What really concerns me is less the population of web servers that this impacts -- because, impactful as that is, they can at least upgrade fairly easily. What really makes me nervous is what else is vulnerable that can't be upgraded quite so easily. This code is in a lot of stuff, in particular embedded systems. Mark my words -- we'll be dealing with this one for a while.

I couldn't agree more. Let's begin by chatting about what strategies have been effective for you so far and what challenges have you stumped. And, if you still want to add your two cents to the online poll, it's still live, so click here.

Marilyn has been covering technology for business, government, and consumer audiences for over 20 years. Prior to joining UBM, Marilyn worked for nine years as editorial director at TechTarget Inc., where she launched six Websites for IT managers and administrators supporting ... View Full Bio
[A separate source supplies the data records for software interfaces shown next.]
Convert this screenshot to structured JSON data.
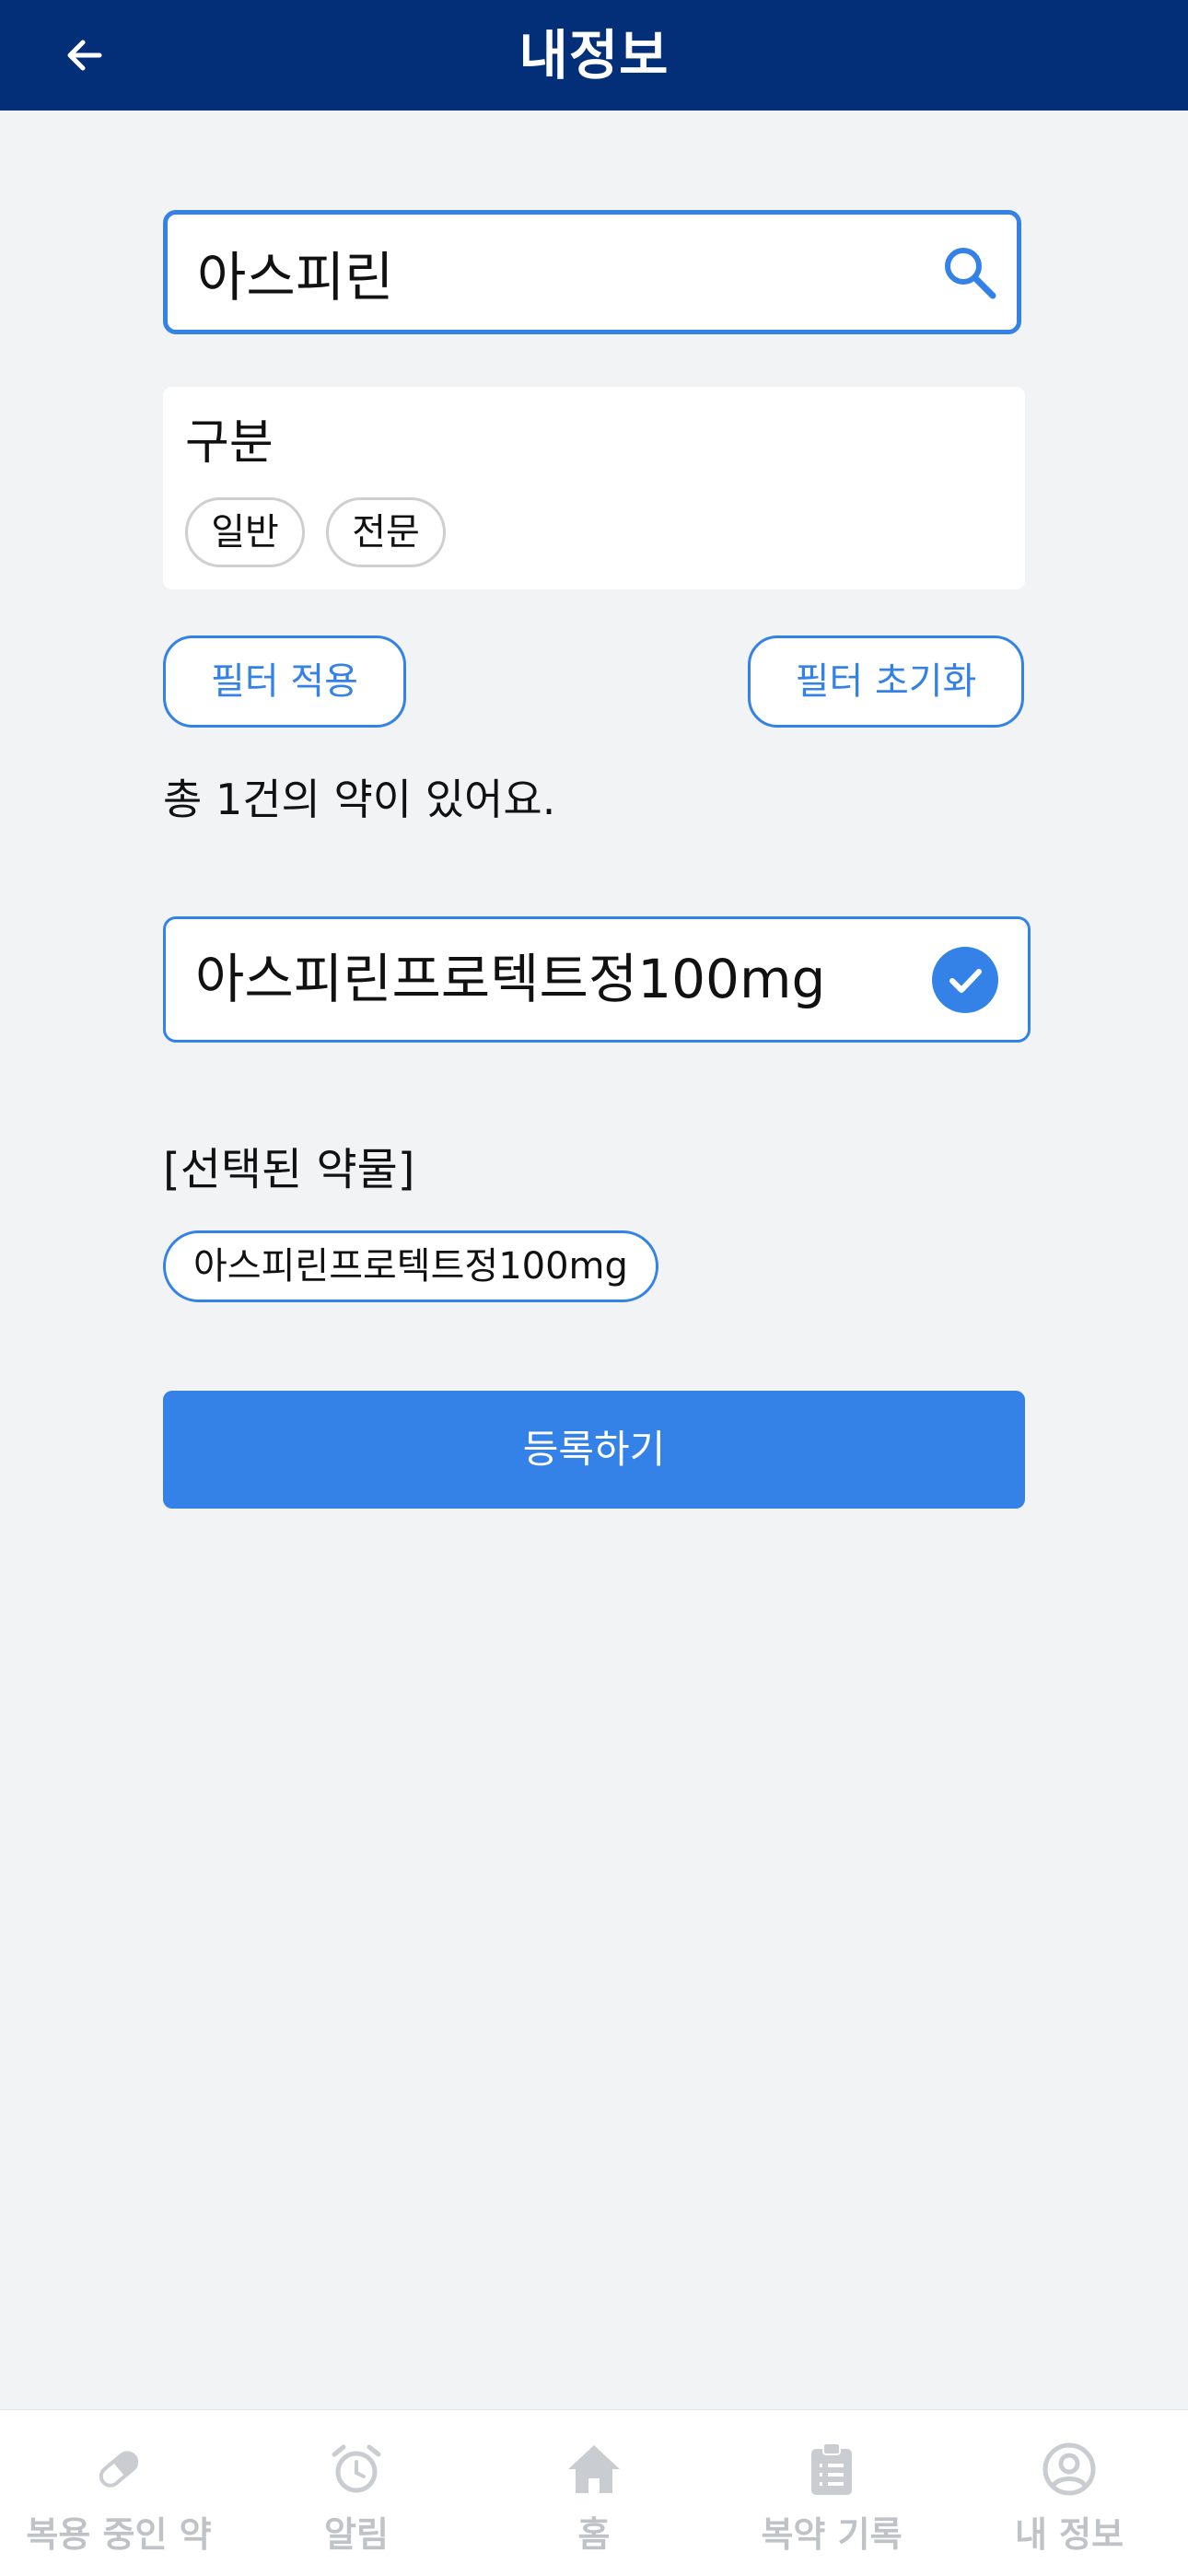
{
  "header": {
    "title": "내정보",
    "back_icon": "arrow-left-icon"
  },
  "search": {
    "value": "아스피린",
    "placeholder": "",
    "icon": "search-icon"
  },
  "filter": {
    "title": "구분",
    "options": [
      "일반",
      "전문"
    ]
  },
  "buttons": {
    "apply": "필터 적용",
    "reset": "필터 초기화",
    "submit": "등록하기"
  },
  "results": {
    "summary": "총 1건의 약이 있어요.",
    "items": [
      {
        "name": "아스피린프로텍트정100mg",
        "selected": true
      }
    ]
  },
  "selected": {
    "label": "[선택된 약물]",
    "items": [
      "아스피린프로텍트정100mg"
    ]
  },
  "tabbar": {
    "items": [
      {
        "label": "복용 중인 약",
        "icon": "pill-icon"
      },
      {
        "label": "알림",
        "icon": "alarm-clock-icon"
      },
      {
        "label": "홈",
        "icon": "home-icon"
      },
      {
        "label": "복약 기록",
        "icon": "clipboard-icon"
      },
      {
        "label": "내 정보",
        "icon": "user-icon"
      }
    ]
  },
  "colors": {
    "header_bg": "#032f78",
    "accent": "#3482e8",
    "background": "#f2f3f5",
    "tab_inactive": "#bfc3c8"
  }
}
Comment  | 
Print  | 
More Insights
Comments
Newest First  |  Oldest First  |  Threaded View
Marilyn Cohodas
50%
50%
Marilyn Cohodas,
User Rank: Strategist
4/21/2014 | 1:21:52 PM
Re: passwords -- in relation to the Heartbleed bug
Paul, In terms of our poll, do you think the fact that only 30 percent of respondents said their organizations are requiring end users to change their passwords, reflects a deeper problem -- that most organizations have given up on the idea that passwords are an effective end-users security strategy?
PaulS681
50%
50%
PaulS681,
User Rank: Apprentice
4/20/2014 | 6:50:04 PM
passwords

Passwords are the weak link to many things. How many people use that word for their password?  I bet it's a pretty large number. That being said what else can we do? Finger prints maybe? I realize that's much easier said than done.

 

Register for Dark Reading Newsletters
White Papers
Cartoon
Current Issue
Dark Reading Must Reads - September 25, 2014
Dark Reading's new Must Reads is a compendium of our best recent coverage of identity and access management. Learn about access control in the age of HTML5, how to improve authentication, why Active Directory is dead, and more.
Flash Poll
Video
Slideshows
Twitter Feed
Dark Reading - Bug Report
Bug Report
Enterprise Vulnerabilities
From DHS/US-CERT's National Vulnerability Database
CVE-2012-5619
Published: 2014-09-29
The Sleuth Kit (TSK) 4.0.1 does not properly handle "." (dotfile) file system entries in FAT file systems and other file systems for which . is not a reserved name, which allows local users to hide activities it more difficult to conduct forensics activities, as demonstrated by Flame.

CVE-2012-5621
Published: 2014-09-29
lib/engine/components/opal/opal-call.cpp in ekiga before 4.0.0 allows remote attackers to cause a denial of service (crash) via an OPAL connection with a party name that contains invalid UTF-8 strings.

CVE-2012-6107
Published: 2014-09-29
Apache Axis2/C does not verify that the server hostname matches a domain name in the subject's Common Name (CN) or subjectAltName field of the X.509 certificate, which allows man-in-the-middle attackers to spoof SSL servers via an arbitrary valid certificate.

CVE-2012-6110
Published: 2014-09-29
bcron-exec in bcron before 0.10 does not close file descriptors associated with temporary files when running a cron job, which allows local users to modify job files and send spam messages by accessing an open file descriptor.

CVE-2013-1874
Published: 2014-09-29
Untrusted search path vulnerability in csi in Chicken before 4.8.2 allows local users to execute arbitrary code via a Trojan horse .csirc in the current working directory.

Best of the Web
Dark Reading Radio
Archived Dark Reading Radio
In our next Dark Reading Radio broadcast, we’ll take a close look at some of the latest research and practices in application security.